By Gadjo Cardenas Sevilla
Apple's iMac is one of the most enduring products in the PC industry. After bringing Apple back from the brik of bankruptcy, the iMac redefined the all-in-one genre, ushered in a series of innovative features while chucking a lot of old technology. The latest iMac is similarly future-facing, a testament to Apple's innovative design, fit and finish as well as a nod to the the company's iPad and MacBook Air look and feel.
With a razor-sharp profile that gives the impression of a centimetre-thin bezel (it actually tapers towards the centre of the screen's rear), the new iMac is much thinner and is lighter than its predecessors. Apple managed to trim down on almost every physical aspect of this desktop while boosting performance at every turn and improving the parts that mean more to users.
The new iMac is all about the display and this time they managed to reduce the reflection of the glossy display by 75 per cent while sustaining the brightness, contrast and saturation.
The glass and the backlight of the LCD are incredibly integrated and are actually laminated together. This process helps eliminate the glare and reflection while substantially compressing the thickness of the the display. Apple also used a technique used in fighter pilot helmets and camera lenses called plasma deposition, which micro-coats the glass on an atomic level, this leads to 75 reduction in reflectivity.
The result is a wonder of engineering and possibly the gold standard for all-in-one desktops in the market today. Competitors from the PC space have aped the iMac from day one but this most recent version seems extremely tough to copy, as a result many of the all-in-one PC's we're seeing look like iMacs from two or three generations back.
The main event in any iMac is the display and the 27-inch model features a large and lavish 27-inch LED-backlit display with IPS technology; 2560-by-1440 resolution with support for millions of colours that cuts down on reflection and glare by 75 per cent.
Apple also introduced their hybrid Fusion Drive technology with this iMac. With a One Terabyte hard drive that uses an additional 128GB of Flash Storage to speed things up. This results in up to 3.5 times faster photo import, file copy as well as 1.7 times faster system boot.
I can attest to the speed of importing large image files into the new iMac, it simply sucks in the images into Aperture or Adobe Lightroom without any lag.

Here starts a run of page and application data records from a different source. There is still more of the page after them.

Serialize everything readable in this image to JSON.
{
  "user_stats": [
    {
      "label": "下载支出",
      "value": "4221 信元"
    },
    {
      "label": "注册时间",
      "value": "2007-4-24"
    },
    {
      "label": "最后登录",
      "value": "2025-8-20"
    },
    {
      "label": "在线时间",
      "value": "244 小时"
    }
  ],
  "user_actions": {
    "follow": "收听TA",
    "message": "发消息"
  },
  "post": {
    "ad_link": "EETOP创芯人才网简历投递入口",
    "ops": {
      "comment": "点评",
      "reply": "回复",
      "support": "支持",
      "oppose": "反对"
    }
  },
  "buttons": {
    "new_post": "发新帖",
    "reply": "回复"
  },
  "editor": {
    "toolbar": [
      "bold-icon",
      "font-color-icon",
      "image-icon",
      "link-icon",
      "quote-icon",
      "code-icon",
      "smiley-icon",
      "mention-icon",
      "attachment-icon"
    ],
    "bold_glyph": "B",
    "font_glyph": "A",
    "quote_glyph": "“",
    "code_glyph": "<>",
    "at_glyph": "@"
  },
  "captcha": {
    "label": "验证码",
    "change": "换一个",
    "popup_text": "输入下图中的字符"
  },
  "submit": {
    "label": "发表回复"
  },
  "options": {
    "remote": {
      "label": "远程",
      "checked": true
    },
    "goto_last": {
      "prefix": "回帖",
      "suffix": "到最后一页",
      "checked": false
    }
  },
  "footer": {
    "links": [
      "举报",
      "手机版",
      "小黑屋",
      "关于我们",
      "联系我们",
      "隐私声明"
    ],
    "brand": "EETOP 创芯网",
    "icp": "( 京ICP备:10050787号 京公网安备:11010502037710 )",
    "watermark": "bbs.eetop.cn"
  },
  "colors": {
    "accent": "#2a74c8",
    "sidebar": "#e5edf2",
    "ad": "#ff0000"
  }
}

Manipulating these images is also a breeze and works specially well on that spacious 27-inch screen.
I've been using the latest 27-inch iMac for about a month. I've dumped all my video production workflows and some of my photo editing via Aperture onto the iMac and it has been a transformative experience.
Editing and more importantly rendering video on iMovie and Final Cut Pro has been 4 to 5 times faster than on any of my other machines. Not only that, I can freely do other work while video gets edited and uploaded and will not suffer any hanging or other problems.
If only applications like iMovie could multitask and handle multiple streams or render various videos simultaneously, I'm sure the iMac would tear through them easily.
The new iMac's performance, courtesy of third-generation quad core Intel Core i7 processors running at 3.4 GHz is more than ample HD video editing.
The NVIDIA GeForce GTX 680MX graphics are said to be up to 60 per cent faster than previous models and while I haven't installed any games on my review unit to test these claims, I am sure many that many content creators and
I've been using my circa 2006 17-inch iMac for most of my web design and video editing needs. Prior to that, I owned one of the first PowerPC G3 generation Blueberry iMacs for many years to run a web design business, edit photos and write hundreds of articles and reviews. Durability and longevity have always been in the iMac's DNA.
Given that iMacs tend to last longer than the average PC, one would eventually want to upgrade components such as RAM and the Hard Drive to extend the life of the machine.
That's no longer possible with the latest generation of iMacs. Popping open the hermetically sealed chassis is close to impossible for users. You can replace the stock RAM with up to 32GB with a small port in the rear but that's about it. Everything else will need to be connected externally.
Seeing the iMac as well as the new Mac Pro, it has become clear that appliance-like closed systems are where the company is headed (it has been headed there for some time now, since it revealed the MacBook Air). There's nothing wrong with that, it is just something we need to get used to and accept.
The iMac itself is a stunning desktop. It no longer is the consumer PC it was known to be, it is powerful enough for production and even video editing as well as more intensive tasks.
The 27-inch model is also quiet and energy efficient and could be a complete solution for creatives, designers, architects and might also be considered the main desktop in a household of notebooks, tablets and smartphones.
It would have been cool if Apple did something more with the iMac, possibly if they built-in AppleTV functionality or provided a built-in TV tuner and remote control (or an app for an iPad or iPhone). I've always said that the Intel iMacs are one of the best desktops to consider since aside from their all-in-one convenience, they can handily run both Mac and Windows. This is still the case, however now that Windows 8 is more about touch, the iMac feels a little bit out of step with the industry in that department.
Aside from this, there's little else we can ask from Apple on the iMac front. This is a mature product, one that's been refined for close to eight years of constant improvement and design. The latest iMa simply brings together the best of performance and design in one convenient, striking and powerful package.
Rating: 4.5 out of 5